• **WORK ITEM**:
List every line in this data where the string "Verzia" occurs.

-- DATA EXTRACT follows --

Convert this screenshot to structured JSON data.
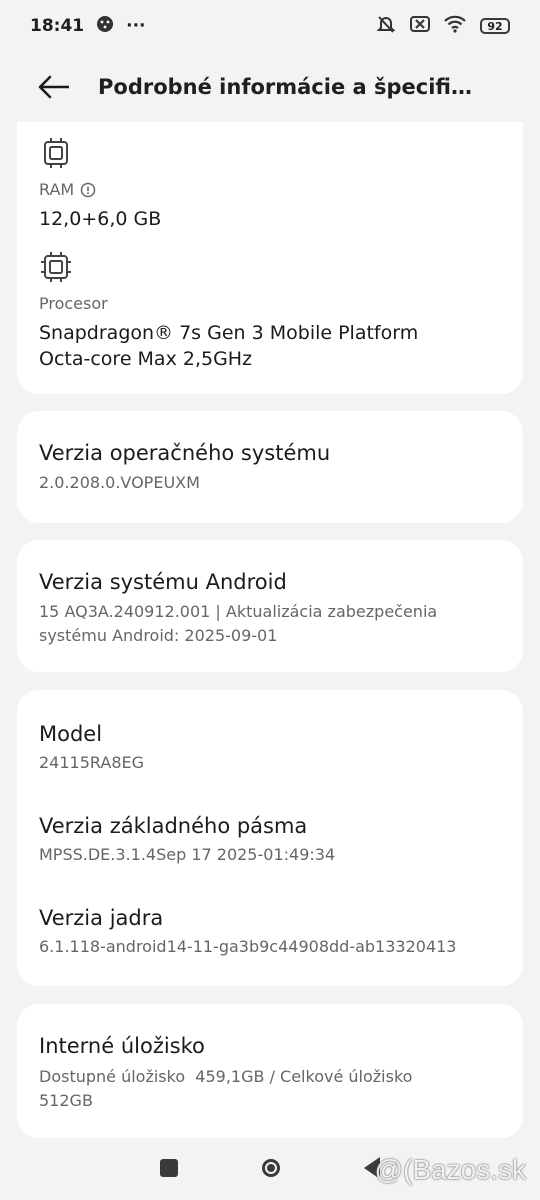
{
  "status_bar": {
    "time": "18:41",
    "more": "···",
    "battery": "92"
  },
  "header": {
    "title": "Podrobné informácie a špecifik…"
  },
  "specs": {
    "ram_label": "RAM",
    "ram_value": "12,0+6,0 GB",
    "cpu_label": "Procesor",
    "cpu_line1": "Snapdragon® 7s Gen 3 Mobile Platform",
    "cpu_line2": "Octa-core Max 2,5GHz"
  },
  "os_version": {
    "title": "Verzia operačného systému",
    "value": "2.0.208.0.VOPEUXM"
  },
  "android_version": {
    "title": "Verzia systému Android",
    "line1": "15 AQ3A.240912.001 | Aktualizácia zabezpečenia",
    "line2": "systému Android: 2025-09-01"
  },
  "device": {
    "model_title": "Model",
    "model_value": "24115RA8EG",
    "baseband_title": "Verzia základného pásma",
    "baseband_value": "MPSS.DE.3.1.4Sep 17 2025-01:49:34",
    "kernel_title": "Verzia jadra",
    "kernel_value": "6.1.118-android14-11-ga3b9c44908dd-ab13320413"
  },
  "storage": {
    "title": "Interné úložisko",
    "line1": "Dostupné úložisko  459,1GB / Celkové úložisko",
    "line2": "512GB"
  },
  "watermark": "@(Bazos.sk"
}
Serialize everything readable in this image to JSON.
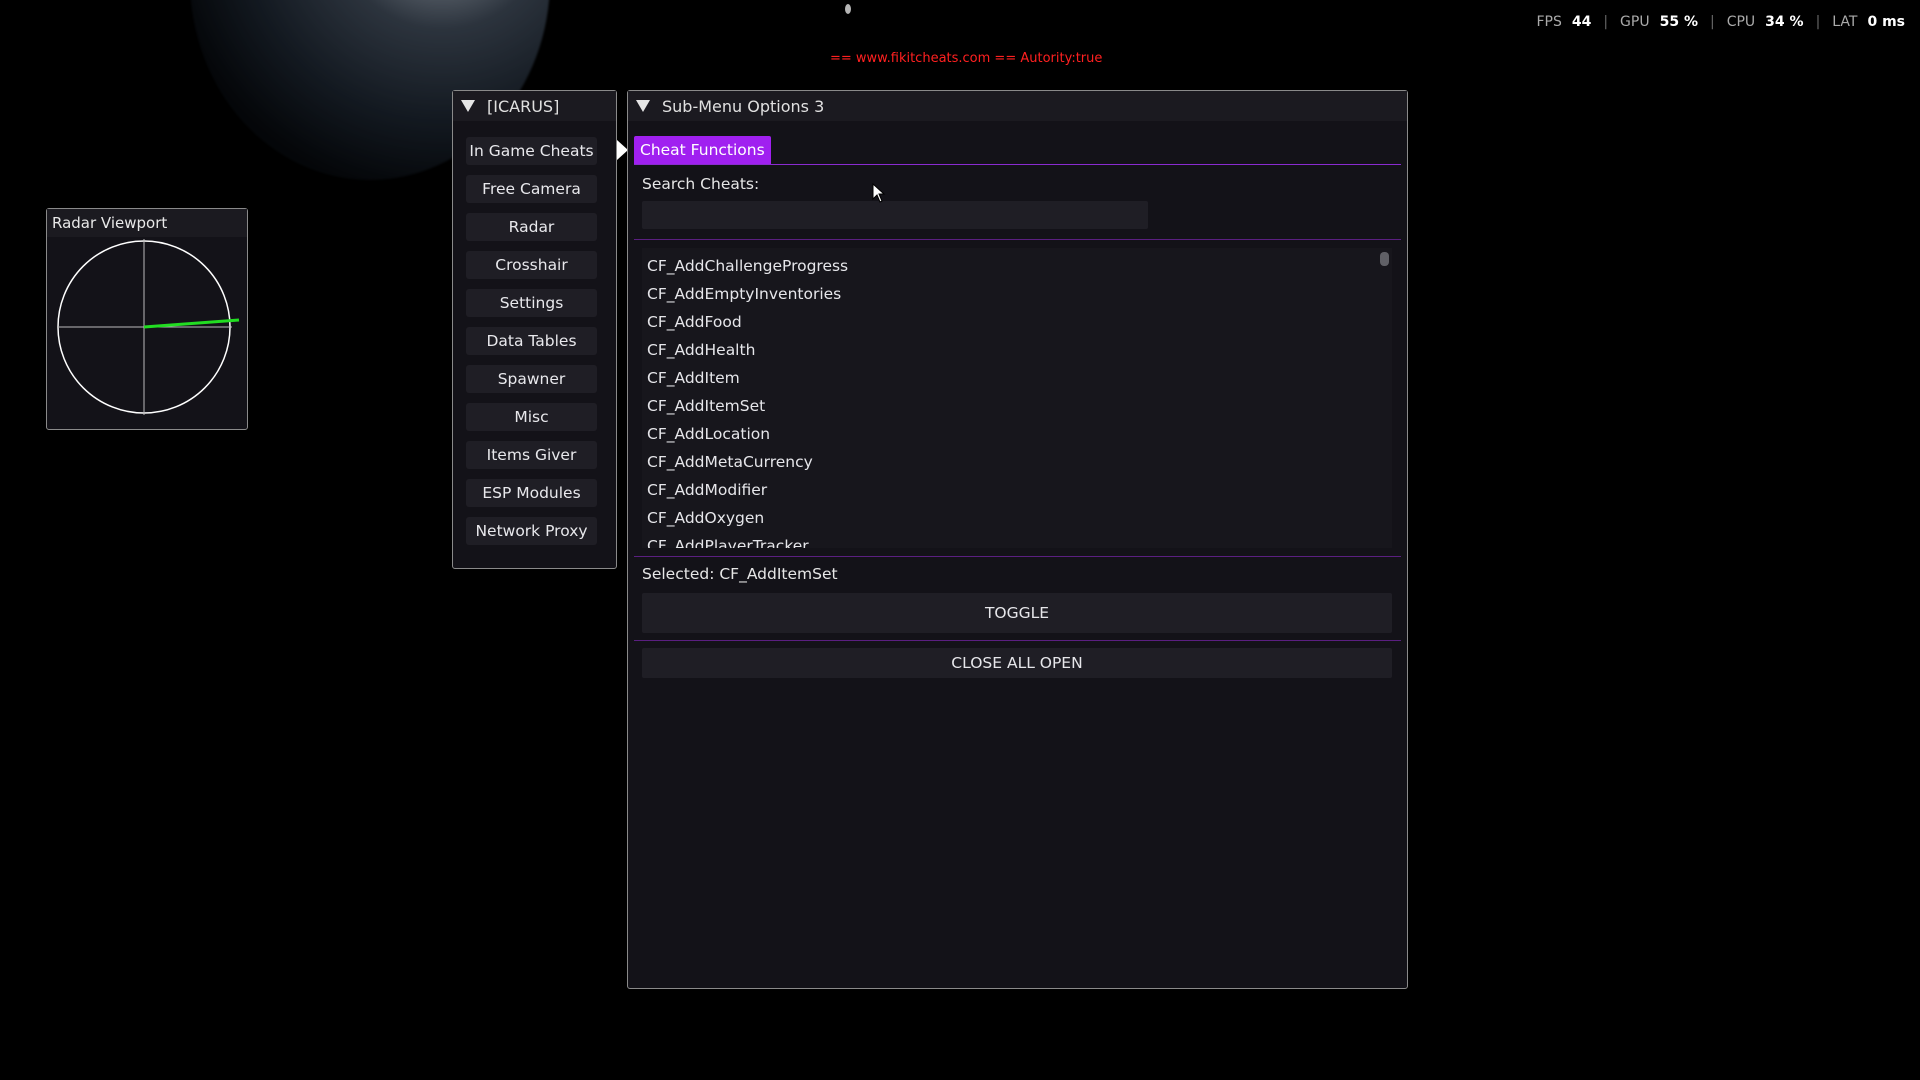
{
  "perf": {
    "fps_label": "FPS",
    "fps_value": "44",
    "gpu_label": "GPU",
    "gpu_value": "55 %",
    "cpu_label": "CPU",
    "cpu_value": "34 %",
    "lat_label": "LAT",
    "lat_value": "0 ms"
  },
  "banner": "== www.fikitcheats.com == Autority:true",
  "radar": {
    "title": "Radar Viewport",
    "line_color": "#22dd22"
  },
  "menu": {
    "title": "[ICARUS]",
    "items": [
      "In Game Cheats",
      "Free Camera",
      "Radar",
      "Crosshair",
      "Settings",
      "Data Tables",
      "Spawner",
      "Misc",
      "Items Giver",
      "ESP Modules",
      "Network Proxy"
    ]
  },
  "main": {
    "title": "Sub-Menu Options 3",
    "tab_label": "Cheat Functions",
    "search_label": "Search Cheats:",
    "search_value": "",
    "list_items": [
      "CF_AddChallengeProgress",
      "CF_AddEmptyInventories",
      "CF_AddFood",
      "CF_AddHealth",
      "CF_AddItem",
      "CF_AddItemSet",
      "CF_AddLocation",
      "CF_AddMetaCurrency",
      "CF_AddModifier",
      "CF_AddOxygen",
      "CF_AddPlayerTracker"
    ],
    "selected_text": "Selected: CF_AddItemSet",
    "toggle_label": "TOGGLE",
    "close_label": "CLOSE ALL OPEN"
  },
  "colors": {
    "accent": "#a020f0",
    "banner": "#ff2020",
    "window_bg": "#131218"
  }
}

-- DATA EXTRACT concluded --

• **YOUR RESPONSE**:
    "title": "Verzia operačného systému",
    "title": "Verzia systému Android",
    "baseband_title": "Verzia základného pásma",
    "kernel_title": "Verzia jadra",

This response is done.